  • Associate Minister of Finance (Ontario Retirement Pension Plan), Indira Naidoo-Harris – she is rewarded due in part to her strong communication skills and is given an important role despite it being an Associate posting;
  • Minister of Natural Resources and Forestry, Kathryn McGarry – a Party stalwart deserving of this job.
  • Minister of Citizenship and Immigration, Laura Albanese – a patient and loyal supporter of the Premier is given a role she was surely made for;
  • Minister of Housing and Minister Responsible for the Poverty Reduction Strategy, Chris Ballard – again in my humble opinion this appointment was a real surprise other than the fact that he was the PA for his latter role in the area of poverty.

Cabinet creation is a challenging exercise, which creates opportunity and challenges and has often been stated as one of the most difficult tasks a Premier of Prime Minister can ever complete. This newly announced cabinet demonstrates this clearly in its omissions.

Left out of Cabinet are some clearly capable individuals who must surely be disappointed including:

  • Yvan Baker – a young up and comer whom many describe as intelligent and appealing to youth;
  • Daiene Vernile – had been touted by many to be in line for a Cabinet post and sitting in an riding the Liberals need to retain in order to remain government;
  • Soo Wong – a loyal supporter who would not have been out of place in a minor ministerial role;
  • John Fraser – a person who knows how government works from the inside out;
  • Han Dong – ditto;
  • Christina Martins – represents a riding that the Liberals will need to retain in order to remain government and is a match for the Premier’s pledge to be both gender and ethnically representative.

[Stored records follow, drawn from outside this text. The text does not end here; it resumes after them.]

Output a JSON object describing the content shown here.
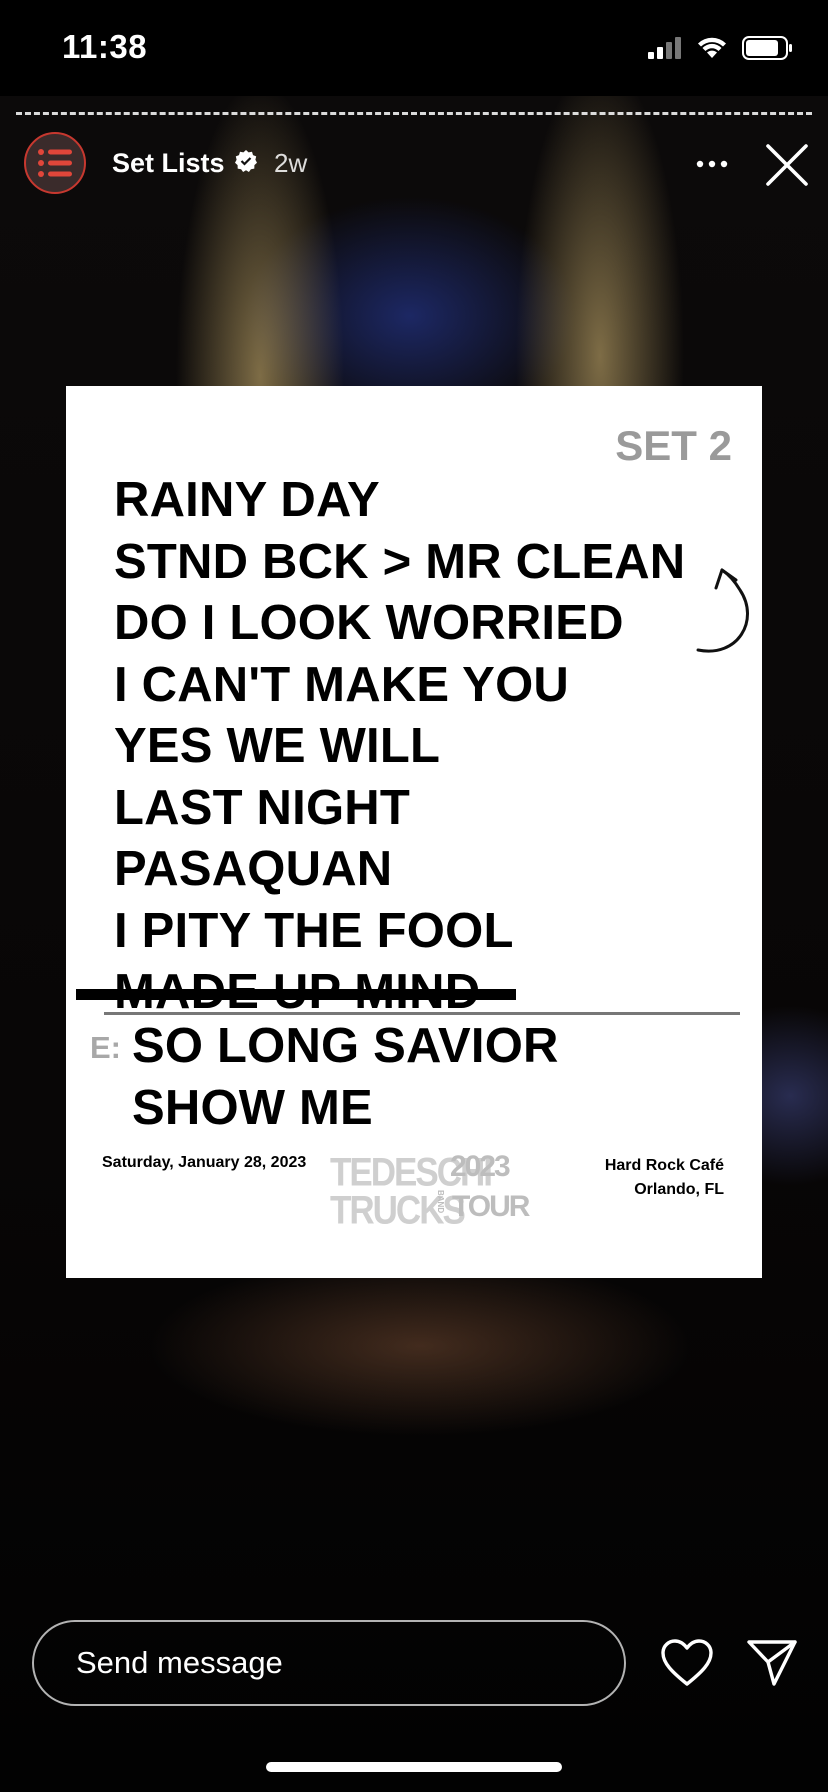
{
  "status_bar": {
    "time": "11:38",
    "icons": [
      "signal-icon",
      "wifi-icon",
      "battery-icon"
    ]
  },
  "story": {
    "account_name": "Set Lists",
    "time_ago": "2w",
    "verified": true,
    "avatar_icon": "list-icon",
    "accent_color": "#c7382f"
  },
  "setlist": {
    "set_label": "SET 2",
    "songs": [
      "RAINY DAY",
      "STND BCK > MR CLEAN",
      "DO I LOOK WORRIED",
      "I CAN'T MAKE YOU",
      "YES WE WILL",
      "LAST NIGHT",
      "PASAQUAN",
      "I PITY THE FOOL",
      "MADE UP MIND"
    ],
    "struck_song": "MADE UP MIND",
    "encore_label": "E:",
    "encore_songs": [
      "SO LONG SAVIOR",
      "SHOW ME"
    ],
    "date": "Saturday, January 28, 2023",
    "logo_line1": "TEDESCHI",
    "logo_line2": "TRUCKS",
    "logo_band": "BAND",
    "logo_year": "2023",
    "logo_tour": "TOUR",
    "venue_line1": "Hard Rock Café",
    "venue_line2": "Orlando, FL"
  },
  "bottom_bar": {
    "message_placeholder": "Send message",
    "like_icon": "heart-icon",
    "share_icon": "send-icon"
  }
}
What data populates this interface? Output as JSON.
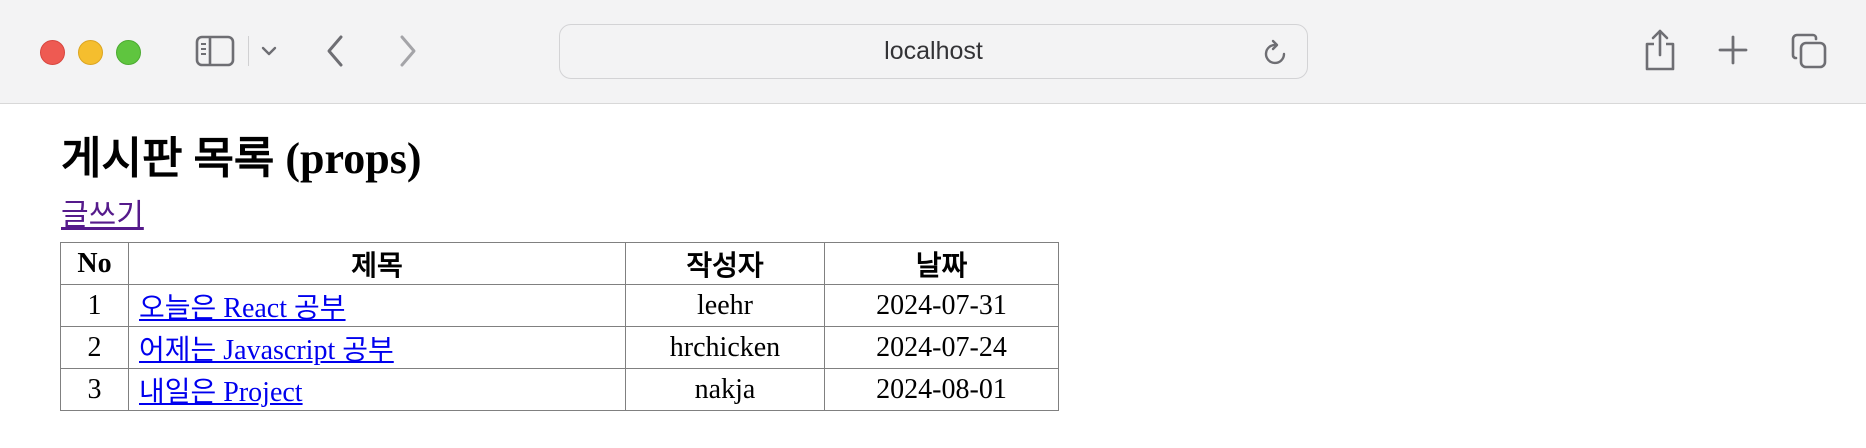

Other than some of the omissions, I believe the Premier has presented a relatively strong Cabinet that goes some way to achieving her target of gender equity (40% are women), retains a level of experience and continuity and presents fresh faces to the electorate.

There are a number of appointed Ministers still holding their previous responsibilities who have been disappointments to their stakeholders because of what they have or have not done. These Ministers must be moved to step up their games or be held on a very short leash. If they don’t perform, then their future departures should provide a landing spot for those bright lights left out of Cabinet this time.

Much of the heavy lifting has been done. Now it will be the task of each of these Ministers to steer a steady course to the next election and ready the way for the good news stories every government needs and wants in laying the groundwork for reelection.

Comments are closed.